▶ _Assignment_: A full, exact copy of the listing is needed, with images omitted.
==========
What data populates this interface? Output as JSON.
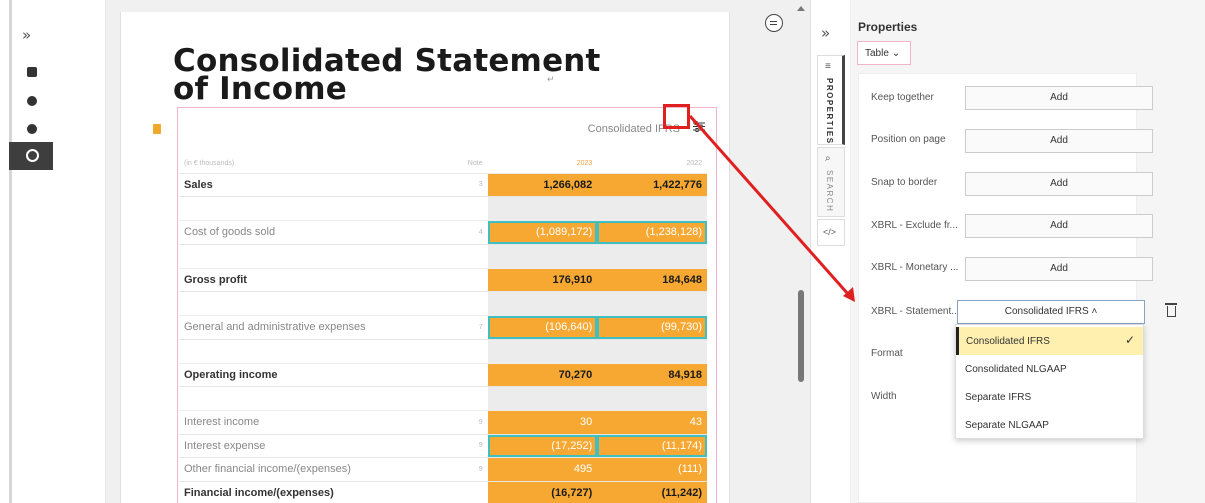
{
  "left_rail": {
    "expand_icon": "»"
  },
  "document": {
    "title_line1": "Consolidated Statement",
    "title_line2": "of Income",
    "para_mark": "↵",
    "table_label": "Consolidated IFRS",
    "header": {
      "col_label": "(in € thousands)",
      "col_note": "Note",
      "col_2023": "2023",
      "col_2022": "2022"
    },
    "rows": [
      {
        "label": "Sales",
        "note": "3",
        "v2023": "1,266,082",
        "v2022": "1,422,776"
      },
      {
        "label": "Cost of goods sold",
        "note": "4",
        "v2023": "(1,089,172)",
        "v2022": "(1,238,128)"
      },
      {
        "label": "Gross profit",
        "v2023": "176,910",
        "v2022": "184,648"
      },
      {
        "label": "General and administrative expenses",
        "note": "7",
        "v2023": "(106,640)",
        "v2022": "(99,730)"
      },
      {
        "label": "Operating income",
        "v2023": "70,270",
        "v2022": "84,918"
      },
      {
        "label": "Interest income",
        "note": "9",
        "v2023": "30",
        "v2022": "43"
      },
      {
        "label": "Interest expense",
        "note": "9",
        "v2023": "(17,252)",
        "v2022": "(11,174)"
      },
      {
        "label": "Other financial income/(expenses)",
        "note": "9",
        "v2023": "495",
        "v2022": "(111)"
      },
      {
        "label": "Financial income/(expenses)",
        "v2023": "(16,727)",
        "v2022": "(11,242)"
      }
    ]
  },
  "side_tabs": {
    "expand_icon": "»",
    "properties": "PROPERTIES",
    "search": "SEARCH",
    "code": "</>"
  },
  "properties": {
    "title": "Properties",
    "type_select": "Table",
    "fields": [
      {
        "label": "Keep together",
        "button": "Add"
      },
      {
        "label": "Position on page",
        "button": "Add"
      },
      {
        "label": "Snap to border",
        "button": "Add"
      },
      {
        "label": "XBRL - Exclude fr...",
        "button": "Add"
      },
      {
        "label": "XBRL - Monetary ...",
        "button": "Add"
      }
    ],
    "statement_label": "XBRL - Statement...",
    "statement_value": "Consolidated IFRS",
    "format_label": "Format",
    "width_label": "Width",
    "dropdown_options": [
      "Consolidated IFRS",
      "Consolidated NLGAAP",
      "Separate IFRS",
      "Separate NLGAAP"
    ],
    "selected_option": "Consolidated IFRS"
  },
  "colors": {
    "accent_orange": "#f6a833",
    "annotation_red": "#e02020",
    "selection_teal": "#3fbfbf",
    "dropdown_highlight": "#fff0b0"
  }
}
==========
▶ _Output of the exercise_:
What data populates this interface? Output as JSON.
{
  "left_rail": {
    "expand_icon": "»"
  },
  "document": {
    "title_line1": "Consolidated Statement",
    "title_line2": "of Income",
    "para_mark": "↵",
    "table_label": "Consolidated IFRS",
    "header": {
      "col_label": "(in € thousands)",
      "col_note": "Note",
      "col_2023": "2023",
      "col_2022": "2022"
    },
    "rows": [
      {
        "label": "Sales",
        "note": "3",
        "v2023": "1,266,082",
        "v2022": "1,422,776"
      },
      {
        "label": "Cost of goods sold",
        "note": "4",
        "v2023": "(1,089,172)",
        "v2022": "(1,238,128)"
      },
      {
        "label": "Gross profit",
        "v2023": "176,910",
        "v2022": "184,648"
      },
      {
        "label": "General and administrative expenses",
        "note": "7",
        "v2023": "(106,640)",
        "v2022": "(99,730)"
      },
      {
        "label": "Operating income",
        "v2023": "70,270",
        "v2022": "84,918"
      },
      {
        "label": "Interest income",
        "note": "9",
        "v2023": "30",
        "v2022": "43"
      },
      {
        "label": "Interest expense",
        "note": "9",
        "v2023": "(17,252)",
        "v2022": "(11,174)"
      },
      {
        "label": "Other financial income/(expenses)",
        "note": "9",
        "v2023": "495",
        "v2022": "(111)"
      },
      {
        "label": "Financial income/(expenses)",
        "v2023": "(16,727)",
        "v2022": "(11,242)"
      }
    ]
  },
  "side_tabs": {
    "expand_icon": "»",
    "properties": "PROPERTIES",
    "search": "SEARCH",
    "code": "</>"
  },
  "properties": {
    "title": "Properties",
    "type_select": "Table",
    "fields": [
      {
        "label": "Keep together",
        "button": "Add"
      },
      {
        "label": "Position on page",
        "button": "Add"
      },
      {
        "label": "Snap to border",
        "button": "Add"
      },
      {
        "label": "XBRL - Exclude fr...",
        "button": "Add"
      },
      {
        "label": "XBRL - Monetary ...",
        "button": "Add"
      }
    ],
    "statement_label": "XBRL - Statement...",
    "statement_value": "Consolidated IFRS",
    "format_label": "Format",
    "width_label": "Width",
    "dropdown_options": [
      "Consolidated IFRS",
      "Consolidated NLGAAP",
      "Separate IFRS",
      "Separate NLGAAP"
    ],
    "selected_option": "Consolidated IFRS"
  },
  "colors": {
    "accent_orange": "#f6a833",
    "annotation_red": "#e02020",
    "selection_teal": "#3fbfbf",
    "dropdown_highlight": "#fff0b0"
  }
}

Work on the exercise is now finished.